After recently completing the 40 hour training course at La Casa, I am astounded at this program's capability. The training was incredibly intense, which is nothing less than the survivors of domestic violence, who seek resources from La Casa, deserve. I can't say enough about the people involved in facilitating this training. They were warm, friendly and both emotionally and intellectually nurturing. I never felt at any point that my contributions were any less valid than those of the teachers. In addition to being thorough, ideologically sound, and professional, the program expressed both the capacity for an effective learning environment and a vulnerability that implied desire for growth in keeping current and relevant to survivor's needs in consistently changing social justice movement. I will miss the women I was in the training with, we were a pretty bonded group at the end of the course. I would especially like to recognize Jaime Cox, a pretty spectacular activist and woman.

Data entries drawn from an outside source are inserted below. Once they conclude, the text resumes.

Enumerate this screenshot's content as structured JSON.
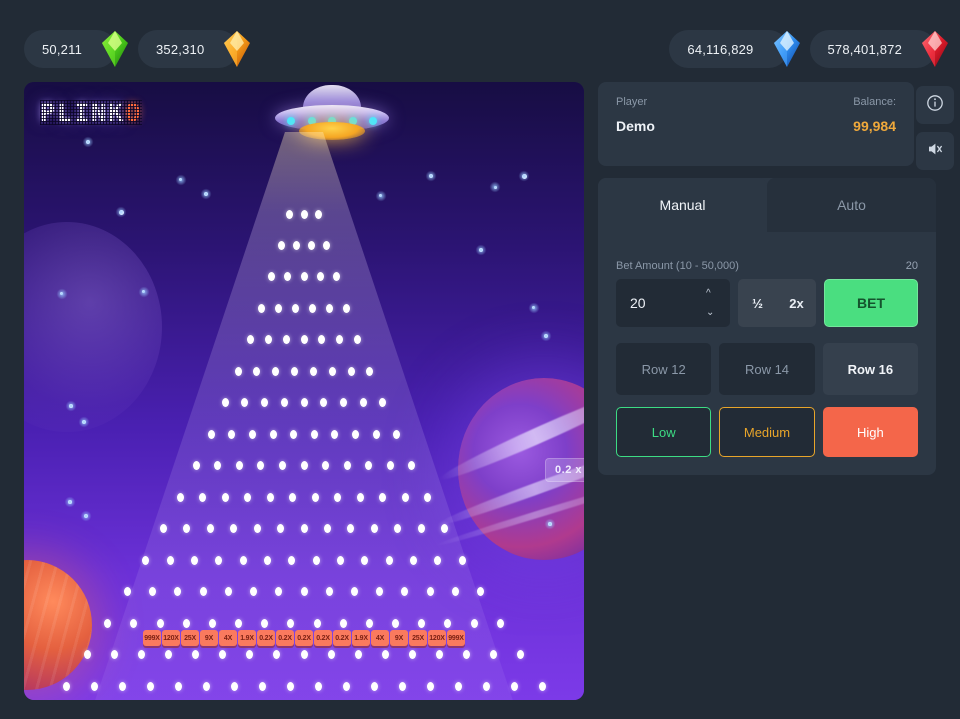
{
  "topbar": {
    "currencies": [
      {
        "value": "50,211",
        "gem": "green-gem-icon",
        "side": "left"
      },
      {
        "value": "352,310",
        "gem": "orange-gem-icon",
        "side": "left"
      },
      {
        "value": "64,116,829",
        "gem": "blue-gem-icon",
        "side": "right"
      },
      {
        "value": "578,401,872",
        "gem": "red-gem-icon",
        "side": "right"
      }
    ]
  },
  "board": {
    "logo_main": "PLINK",
    "logo_accent": "O",
    "ufo_icon": "ufo-icon",
    "result_chip": "0.2 x",
    "multipliers": [
      "999X",
      "120X",
      "25X",
      "9X",
      "4X",
      "1.9X",
      "0.2X",
      "0.2X",
      "0.2X",
      "0.2X",
      "0.2X",
      "1.9X",
      "4X",
      "9X",
      "25X",
      "120X",
      "999X"
    ],
    "pin_rows": 16
  },
  "player": {
    "player_label": "Player",
    "player_name": "Demo",
    "balance_label": "Balance:",
    "balance_value": "99,984",
    "info_icon": "info-icon",
    "sound_icon": "sound-muted-icon"
  },
  "controls": {
    "tabs": [
      {
        "label": "Manual",
        "active": true
      },
      {
        "label": "Auto",
        "active": false
      }
    ],
    "bet_label": "Bet Amount (10 - 50,000)",
    "bet_display": "20",
    "bet_value": "20",
    "bet_placeholder": "20",
    "half_label": "½",
    "double_label": "2x",
    "bet_button": "BET",
    "rows": [
      {
        "label": "Row 12",
        "active": false
      },
      {
        "label": "Row 14",
        "active": false
      },
      {
        "label": "Row 16",
        "active": true
      }
    ],
    "risks": [
      {
        "label": "Low",
        "state": "outline-green"
      },
      {
        "label": "Medium",
        "state": "outline-orange"
      },
      {
        "label": "High",
        "state": "filled-red"
      }
    ]
  },
  "colors": {
    "page_bg": "#222b36",
    "panel_bg": "#2c3744",
    "accent_green": "#4ade80",
    "accent_orange": "#f0a93b",
    "accent_red": "#f4664a",
    "bucket_bg": "#fa7a5e"
  }
}
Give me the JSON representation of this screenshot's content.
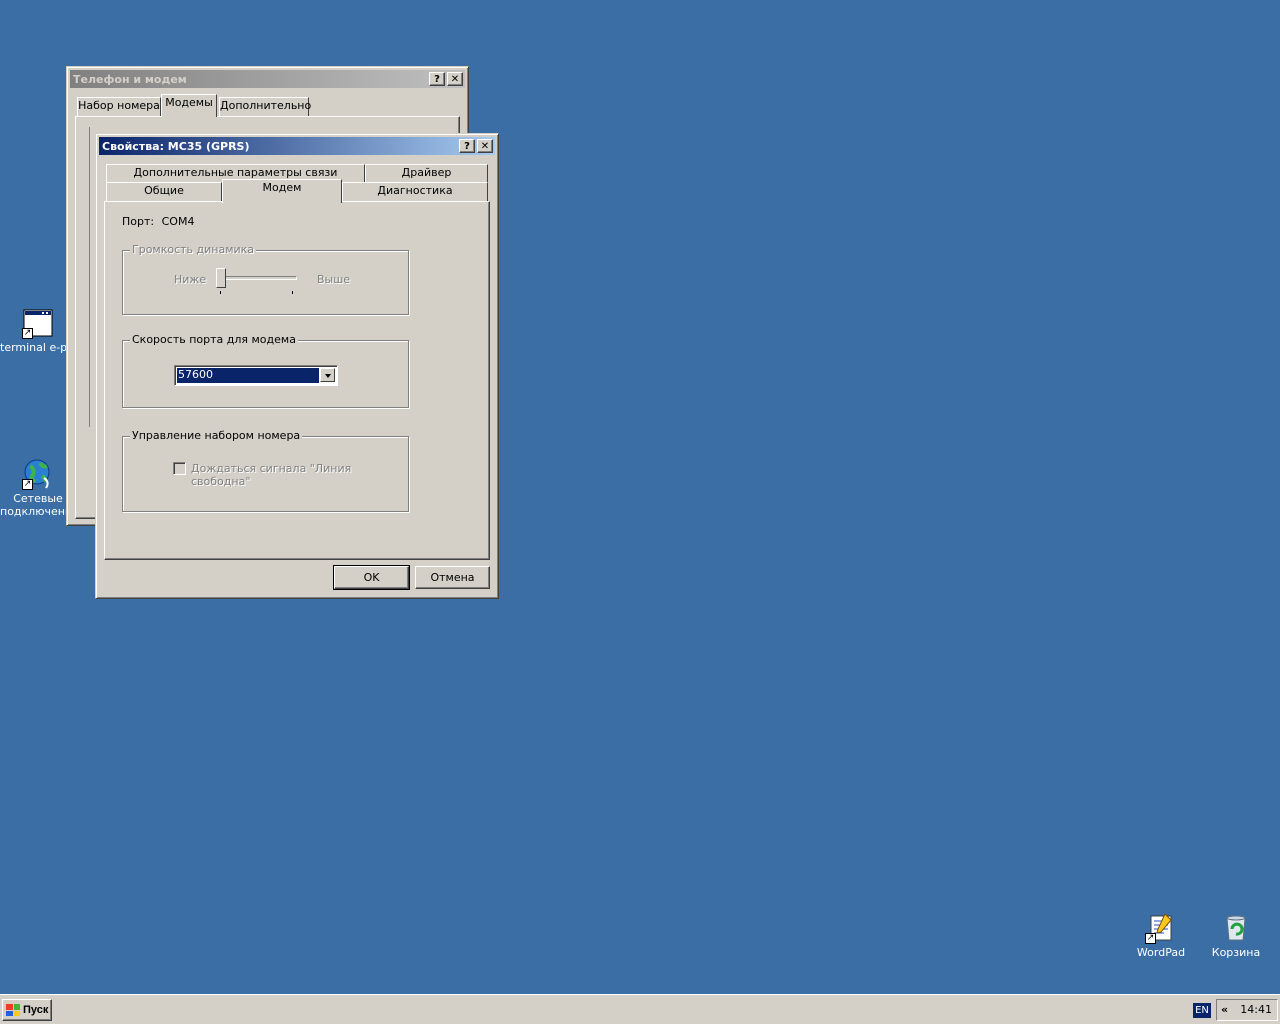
{
  "desktop": {
    "icons": {
      "terminal": "terminal e-port",
      "network": "Сетевые подключения",
      "wordpad": "WordPad",
      "recycle": "Корзина"
    }
  },
  "back_window": {
    "title": "Телефон и модем",
    "help_label": "?",
    "close_label": "✕",
    "tabs": [
      "Набор номера",
      "Модемы",
      "Дополнительно"
    ],
    "selected_tab": "Модемы"
  },
  "dialog": {
    "title": "Свойства: MC35 (GPRS)",
    "help_label": "?",
    "close_label": "✕",
    "tabs_row1": [
      "Дополнительные параметры связи",
      "Драйвер"
    ],
    "tabs_row2": [
      "Общие",
      "Модем",
      "Диагностика"
    ],
    "selected_tab": "Модем",
    "port_label": "Порт:",
    "port_value": "COM4",
    "volume_group": "Громкость динамика",
    "volume_low": "Ниже",
    "volume_high": "Выше",
    "volume_level": 0,
    "speed_group": "Скорость порта для модема",
    "speed_value": "57600",
    "dial_group": "Управление набором номера",
    "wait_dialtone_label": "Дождаться сигнала \"Линия свободна\"",
    "wait_dialtone_checked": false,
    "ok_label": "OK",
    "cancel_label": "Отмена"
  },
  "taskbar": {
    "start_label": "Пуск",
    "lang": "EN",
    "tray_expand": "«",
    "clock": "14:41",
    "logo_colors": [
      "#f03c24",
      "#4caf3c",
      "#2060d8",
      "#f8c820"
    ]
  }
}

I have recently finished the 40 hour training to become a volunteer at La Casa. I am blown away by how extensive, and ultimately rewarding, the experience was. I learned so much about all of the different resources that are available surrounding DV, as well as a broad overview of the subejcy itself. I never expected to receive training/presentations from such a wide array of organizations. My interactions with La Casa staff thus far have been extremely friendly and inviting. I am touched by just how much La Casa does for the community. It is truly invested in the welfare of its clients.

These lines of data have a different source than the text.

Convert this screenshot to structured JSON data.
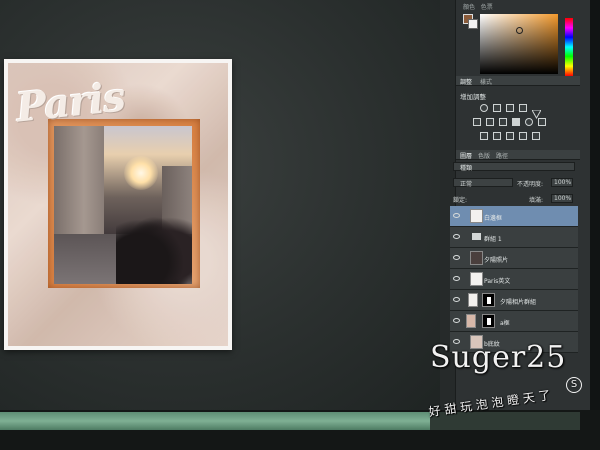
{
  "colors": {
    "accent_selected_layer": "#6f8db0",
    "foreground_swatch": "#8a5b3a",
    "background_swatch": "#f2f2f2"
  },
  "color_panel": {
    "tabs": [
      "顏色",
      "色票"
    ]
  },
  "adjustments_panel": {
    "tabs": [
      "調整",
      "樣式"
    ],
    "title": "增加調整",
    "icons": [
      "brightness-icon",
      "levels-icon",
      "curves-icon",
      "exposure-icon",
      "triangle-icon",
      "vibrance-icon",
      "hue-icon",
      "color-balance-icon",
      "bw-icon",
      "photo-filter-icon",
      "channel-mixer-icon",
      "invert-icon",
      "posterize-icon",
      "threshold-icon",
      "gradient-map-icon",
      "selective-color-icon"
    ]
  },
  "layers_panel": {
    "tabs": [
      "圖層",
      "色版",
      "路徑"
    ],
    "filter": "種類",
    "blend_mode": "正常",
    "opacity_label": "不透明度:",
    "opacity_value": "100%",
    "lock_label": "鎖定:",
    "fill_label": "填滿:",
    "fill_value": "100%",
    "layers": [
      {
        "name": "白邊框",
        "kind": "layer",
        "selected": true
      },
      {
        "name": "群組 1",
        "kind": "group",
        "selected": false
      },
      {
        "name": "夕陽照片",
        "kind": "layer",
        "selected": false
      },
      {
        "name": "Paris英文",
        "kind": "layer",
        "selected": false
      },
      {
        "name": "夕陽相片群組",
        "kind": "masked",
        "selected": false
      },
      {
        "name": "a框",
        "kind": "masked",
        "selected": false
      },
      {
        "name": "b底紋",
        "kind": "layer",
        "selected": false
      }
    ]
  },
  "document": {
    "overlay_text": "Paris"
  },
  "watermark": {
    "main": "Suger25",
    "mark": "S",
    "sub": "好 甜 玩 泡 泡 瞪 天 了"
  }
}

La Casa de las Madres, is a leader in domestic violence services; free, confidential, and open to all. La Casa serves women, teens, and their children to provide safety, resources, and hope. There are a number of ways to support this organization, including volunteering, donating goods and services, and spreading the word. Join the movement to end domestic violence in our homes and communities.
Check out their website: www.lacasa.org
This is one of the best volunteering experiences I have had. I strongly believe I have made a change to someone life. I will continue to help out in any way possible.
I was fortunate this summer to be an administrative volunteer at La Casa. All of the staff are very knowledgable, warm, and welcoming. I enjoyed all of the outreach events I participated in as a La Casa volunteer, including Sunday Streets events. I'm inspired by the work they do and will hopefully work for them again in the future!
La Casa is the leading voice in San Francisco against violence towards women and children. By donating to their services, I know that somewhere a survivor is getting the free services they deserve to end the cycle of violence.
I have been fortunate to be touched by the work of La Casa through my volunteer work with the organization. My office banded together to adopt a couple of families from La Casa for the holiday gift drive-- and that experience of helping to provide gifts for the La Casa families brought so much cohesion and spirit to our own holiday season. We have already committed to adopting even more families for next season. La Casa gives so much to the women and children that they serve, and they also provide many wonderful opportunities to the greater San Francisco community to engage in meaningful ways to the important issue of domestic violence.
I have seen first hand how La Casa de Las Madres is a top notch organization. I recently attended the 40 hour volunteer training and am impressed by its structure, organization and professionalism. They brought in highly knowledgable presenters to lead topics in all areas of domestic violence providing very valuable and helpful training. I've now volunteered at the office as well as the shelter and couldn't be happier about my decision to join La Casa.